Data excerpts Start Marker

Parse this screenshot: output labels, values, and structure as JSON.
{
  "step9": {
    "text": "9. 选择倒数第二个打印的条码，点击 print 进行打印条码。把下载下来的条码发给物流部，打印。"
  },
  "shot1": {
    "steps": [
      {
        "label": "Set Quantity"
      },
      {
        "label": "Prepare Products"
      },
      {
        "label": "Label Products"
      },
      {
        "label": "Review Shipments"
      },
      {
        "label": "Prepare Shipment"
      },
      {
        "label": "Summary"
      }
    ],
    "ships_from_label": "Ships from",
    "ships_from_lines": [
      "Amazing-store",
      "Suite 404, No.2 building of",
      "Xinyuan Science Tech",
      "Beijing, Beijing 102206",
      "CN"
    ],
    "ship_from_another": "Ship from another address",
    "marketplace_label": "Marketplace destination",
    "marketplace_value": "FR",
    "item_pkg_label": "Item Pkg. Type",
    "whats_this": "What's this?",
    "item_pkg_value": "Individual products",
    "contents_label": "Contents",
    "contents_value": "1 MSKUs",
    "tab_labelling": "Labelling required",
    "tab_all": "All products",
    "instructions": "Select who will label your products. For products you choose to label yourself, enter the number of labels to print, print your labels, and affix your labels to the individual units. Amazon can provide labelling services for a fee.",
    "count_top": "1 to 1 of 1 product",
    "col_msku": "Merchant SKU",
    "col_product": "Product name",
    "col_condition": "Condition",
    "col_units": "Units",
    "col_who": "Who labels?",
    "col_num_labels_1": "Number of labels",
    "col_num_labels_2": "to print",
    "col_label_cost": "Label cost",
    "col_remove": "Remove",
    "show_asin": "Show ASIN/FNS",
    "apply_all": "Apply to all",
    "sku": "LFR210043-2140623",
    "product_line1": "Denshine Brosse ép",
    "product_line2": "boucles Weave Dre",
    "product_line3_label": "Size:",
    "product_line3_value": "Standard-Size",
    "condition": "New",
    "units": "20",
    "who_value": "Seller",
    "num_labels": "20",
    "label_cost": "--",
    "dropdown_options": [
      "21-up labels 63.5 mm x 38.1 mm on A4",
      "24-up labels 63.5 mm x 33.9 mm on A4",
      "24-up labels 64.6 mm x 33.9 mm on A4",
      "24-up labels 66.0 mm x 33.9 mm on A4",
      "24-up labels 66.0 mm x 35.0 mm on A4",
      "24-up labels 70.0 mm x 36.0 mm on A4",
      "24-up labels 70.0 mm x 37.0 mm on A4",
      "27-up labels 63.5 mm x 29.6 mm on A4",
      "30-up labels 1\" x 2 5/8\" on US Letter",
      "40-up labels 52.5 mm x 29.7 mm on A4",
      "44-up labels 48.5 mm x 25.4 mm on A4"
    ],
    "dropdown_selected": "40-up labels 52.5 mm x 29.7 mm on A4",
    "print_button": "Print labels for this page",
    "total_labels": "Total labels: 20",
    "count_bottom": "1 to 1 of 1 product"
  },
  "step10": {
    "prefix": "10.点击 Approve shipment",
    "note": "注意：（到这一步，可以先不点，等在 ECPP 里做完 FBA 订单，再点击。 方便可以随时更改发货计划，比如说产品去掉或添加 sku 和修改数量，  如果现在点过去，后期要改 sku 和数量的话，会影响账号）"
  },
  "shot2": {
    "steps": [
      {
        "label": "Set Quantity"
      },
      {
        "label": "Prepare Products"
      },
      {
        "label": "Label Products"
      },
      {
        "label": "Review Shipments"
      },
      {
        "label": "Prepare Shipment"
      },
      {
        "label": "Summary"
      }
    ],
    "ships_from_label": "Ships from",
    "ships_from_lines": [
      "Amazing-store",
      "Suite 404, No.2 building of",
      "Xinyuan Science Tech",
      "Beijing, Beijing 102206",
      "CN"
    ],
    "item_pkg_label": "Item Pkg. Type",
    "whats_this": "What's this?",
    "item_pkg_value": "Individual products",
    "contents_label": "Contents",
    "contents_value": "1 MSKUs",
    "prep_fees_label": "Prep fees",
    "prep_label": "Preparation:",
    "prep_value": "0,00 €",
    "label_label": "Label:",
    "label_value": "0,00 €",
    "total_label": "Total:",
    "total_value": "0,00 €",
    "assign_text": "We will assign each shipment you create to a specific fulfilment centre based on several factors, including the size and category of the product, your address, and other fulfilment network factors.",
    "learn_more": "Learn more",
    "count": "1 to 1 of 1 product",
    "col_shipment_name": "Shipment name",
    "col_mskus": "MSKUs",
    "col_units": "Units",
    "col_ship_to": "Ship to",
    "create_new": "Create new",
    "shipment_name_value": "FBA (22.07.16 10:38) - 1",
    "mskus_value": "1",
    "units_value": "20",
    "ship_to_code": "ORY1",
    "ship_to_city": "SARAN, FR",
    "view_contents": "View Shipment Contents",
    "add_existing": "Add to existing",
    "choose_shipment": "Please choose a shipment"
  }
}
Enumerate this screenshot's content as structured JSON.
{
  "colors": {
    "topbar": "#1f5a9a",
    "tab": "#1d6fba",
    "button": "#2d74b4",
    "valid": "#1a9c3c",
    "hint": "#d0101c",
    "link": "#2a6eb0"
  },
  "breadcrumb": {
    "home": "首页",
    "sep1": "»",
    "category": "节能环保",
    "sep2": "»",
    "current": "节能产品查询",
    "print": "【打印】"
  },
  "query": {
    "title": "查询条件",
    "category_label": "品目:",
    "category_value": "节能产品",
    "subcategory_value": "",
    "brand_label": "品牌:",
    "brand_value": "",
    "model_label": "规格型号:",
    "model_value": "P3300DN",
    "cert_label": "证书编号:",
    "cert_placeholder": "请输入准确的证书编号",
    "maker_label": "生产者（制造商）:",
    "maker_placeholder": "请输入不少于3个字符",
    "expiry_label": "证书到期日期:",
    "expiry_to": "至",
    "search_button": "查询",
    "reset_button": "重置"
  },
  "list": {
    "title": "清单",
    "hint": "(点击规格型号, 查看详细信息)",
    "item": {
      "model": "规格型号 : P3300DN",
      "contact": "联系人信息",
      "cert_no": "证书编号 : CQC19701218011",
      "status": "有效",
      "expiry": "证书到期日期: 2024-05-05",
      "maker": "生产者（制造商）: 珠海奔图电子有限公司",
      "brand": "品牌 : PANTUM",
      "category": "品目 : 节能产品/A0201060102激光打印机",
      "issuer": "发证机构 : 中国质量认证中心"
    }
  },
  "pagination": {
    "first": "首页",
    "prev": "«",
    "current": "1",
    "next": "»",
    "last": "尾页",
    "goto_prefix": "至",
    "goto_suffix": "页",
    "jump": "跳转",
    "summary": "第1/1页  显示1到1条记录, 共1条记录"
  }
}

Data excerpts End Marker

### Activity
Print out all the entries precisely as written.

### Exercise output
Parse this screenshot: output labels, values, and structure as JSON.
{
  "step9": {
    "text": "9. 选择倒数第二个打印的条码，点击 print 进行打印条码。把下载下来的条码发给物流部，打印。"
  },
  "shot1": {
    "steps": [
      {
        "label": "Set Quantity"
      },
      {
        "label": "Prepare Products"
      },
      {
        "label": "Label Products"
      },
      {
        "label": "Review Shipments"
      },
      {
        "label": "Prepare Shipment"
      },
      {
        "label": "Summary"
      }
    ],
    "ships_from_label": "Ships from",
    "ships_from_lines": [
      "Amazing-store",
      "Suite 404, No.2 building of",
      "Xinyuan Science Tech",
      "Beijing, Beijing 102206",
      "CN"
    ],
    "ship_from_another": "Ship from another address",
    "marketplace_label": "Marketplace destination",
    "marketplace_value": "FR",
    "item_pkg_label": "Item Pkg. Type",
    "whats_this": "What's this?",
    "item_pkg_value": "Individual products",
    "contents_label": "Contents",
    "contents_value": "1 MSKUs",
    "tab_labelling": "Labelling required",
    "tab_all": "All products",
    "instructions": "Select who will label your products. For products you choose to label yourself, enter the number of labels to print, print your labels, and affix your labels to the individual units. Amazon can provide labelling services for a fee.",
    "count_top": "1 to 1 of 1 product",
    "col_msku": "Merchant SKU",
    "col_product": "Product name",
    "col_condition": "Condition",
    "col_units": "Units",
    "col_who": "Who labels?",
    "col_num_labels_1": "Number of labels",
    "col_num_labels_2": "to print",
    "col_label_cost": "Label cost",
    "col_remove": "Remove",
    "show_asin": "Show ASIN/FNS",
    "apply_all": "Apply to all",
    "sku": "LFR210043-2140623",
    "product_line1": "Denshine Brosse ép",
    "product_line2": "boucles Weave Dre",
    "product_line3_label": "Size:",
    "product_line3_value": "Standard-Size",
    "condition": "New",
    "units": "20",
    "who_value": "Seller",
    "num_labels": "20",
    "label_cost": "--",
    "dropdown_options": [
      "21-up labels 63.5 mm x 38.1 mm on A4",
      "24-up labels 63.5 mm x 33.9 mm on A4",
      "24-up labels 64.6 mm x 33.9 mm on A4",
      "24-up labels 66.0 mm x 33.9 mm on A4",
      "24-up labels 66.0 mm x 35.0 mm on A4",
      "24-up labels 70.0 mm x 36.0 mm on A4",
      "24-up labels 70.0 mm x 37.0 mm on A4",
      "27-up labels 63.5 mm x 29.6 mm on A4",
      "30-up labels 1\" x 2 5/8\" on US Letter",
      "40-up labels 52.5 mm x 29.7 mm on A4",
      "44-up labels 48.5 mm x 25.4 mm on A4"
    ],
    "dropdown_selected": "40-up labels 52.5 mm x 29.7 mm on A4",
    "print_button": "Print labels for this page",
    "total_labels": "Total labels: 20",
    "count_bottom": "1 to 1 of 1 product"
  },
  "step10": {
    "prefix": "10.点击 Approve shipment",
    "note": "注意：（到这一步，可以先不点，等在 ECPP 里做完 FBA 订单，再点击。 方便可以随时更改发货计划，比如说产品去掉或添加 sku 和修改数量，  如果现在点过去，后期要改 sku 和数量的话，会影响账号）"
  },
  "shot2": {
    "steps": [
      {
        "label": "Set Quantity"
      },
      {
        "label": "Prepare Products"
      },
      {
        "label": "Label Products"
      },
      {
        "label": "Review Shipments"
      },
      {
        "label": "Prepare Shipment"
      },
      {
        "label": "Summary"
      }
    ],
    "ships_from_label": "Ships from",
    "ships_from_lines": [
      "Amazing-store",
      "Suite 404, No.2 building of",
      "Xinyuan Science Tech",
      "Beijing, Beijing 102206",
      "CN"
    ],
    "item_pkg_label": "Item Pkg. Type",
    "whats_this": "What's this?",
    "item_pkg_value": "Individual products",
    "contents_label": "Contents",
    "contents_value": "1 MSKUs",
    "prep_fees_label": "Prep fees",
    "prep_label": "Preparation:",
    "prep_value": "0,00 €",
    "label_label": "Label:",
    "label_value": "0,00 €",
    "total_label": "Total:",
    "total_value": "0,00 €",
    "assign_text": "We will assign each shipment you create to a specific fulfilment centre based on several factors, including the size and category of the product, your address, and other fulfilment network factors.",
    "learn_more": "Learn more",
    "count": "1 to 1 of 1 product",
    "col_shipment_name": "Shipment name",
    "col_mskus": "MSKUs",
    "col_units": "Units",
    "col_ship_to": "Ship to",
    "create_new": "Create new",
    "shipment_name_value": "FBA (22.07.16 10:38) - 1",
    "mskus_value": "1",
    "units_value": "20",
    "ship_to_code": "ORY1",
    "ship_to_city": "SARAN, FR",
    "view_contents": "View Shipment Contents",
    "add_existing": "Add to existing",
    "choose_shipment": "Please choose a shipment"
  }
}
Enumerate this screenshot's content as structured JSON.
{
  "colors": {
    "topbar": "#1f5a9a",
    "tab": "#1d6fba",
    "button": "#2d74b4",
    "valid": "#1a9c3c",
    "hint": "#d0101c",
    "link": "#2a6eb0"
  },
  "breadcrumb": {
    "home": "首页",
    "sep1": "»",
    "category": "节能环保",
    "sep2": "»",
    "current": "节能产品查询",
    "print": "【打印】"
  },
  "query": {
    "title": "查询条件",
    "category_label": "品目:",
    "category_value": "节能产品",
    "subcategory_value": "",
    "brand_label": "品牌:",
    "brand_value": "",
    "model_label": "规格型号:",
    "model_value": "P3300DN",
    "cert_label": "证书编号:",
    "cert_placeholder": "请输入准确的证书编号",
    "maker_label": "生产者（制造商）:",
    "maker_placeholder": "请输入不少于3个字符",
    "expiry_label": "证书到期日期:",
    "expiry_to": "至",
    "search_button": "查询",
    "reset_button": "重置"
  },
  "list": {
    "title": "清单",
    "hint": "(点击规格型号, 查看详细信息)",
    "item": {
      "model": "规格型号 : P3300DN",
      "contact": "联系人信息",
      "cert_no": "证书编号 : CQC19701218011",
      "status": "有效",
      "expiry": "证书到期日期: 2024-05-05",
      "maker": "生产者（制造商）: 珠海奔图电子有限公司",
      "brand": "品牌 : PANTUM",
      "category": "品目 : 节能产品/A0201060102激光打印机",
      "issuer": "发证机构 : 中国质量认证中心"
    }
  },
  "pagination": {
    "first": "首页",
    "prev": "«",
    "current": "1",
    "next": "»",
    "last": "尾页",
    "goto_prefix": "至",
    "goto_suffix": "页",
    "jump": "跳转",
    "summary": "第1/1页  显示1到1条记录, 共1条记录"
  }
}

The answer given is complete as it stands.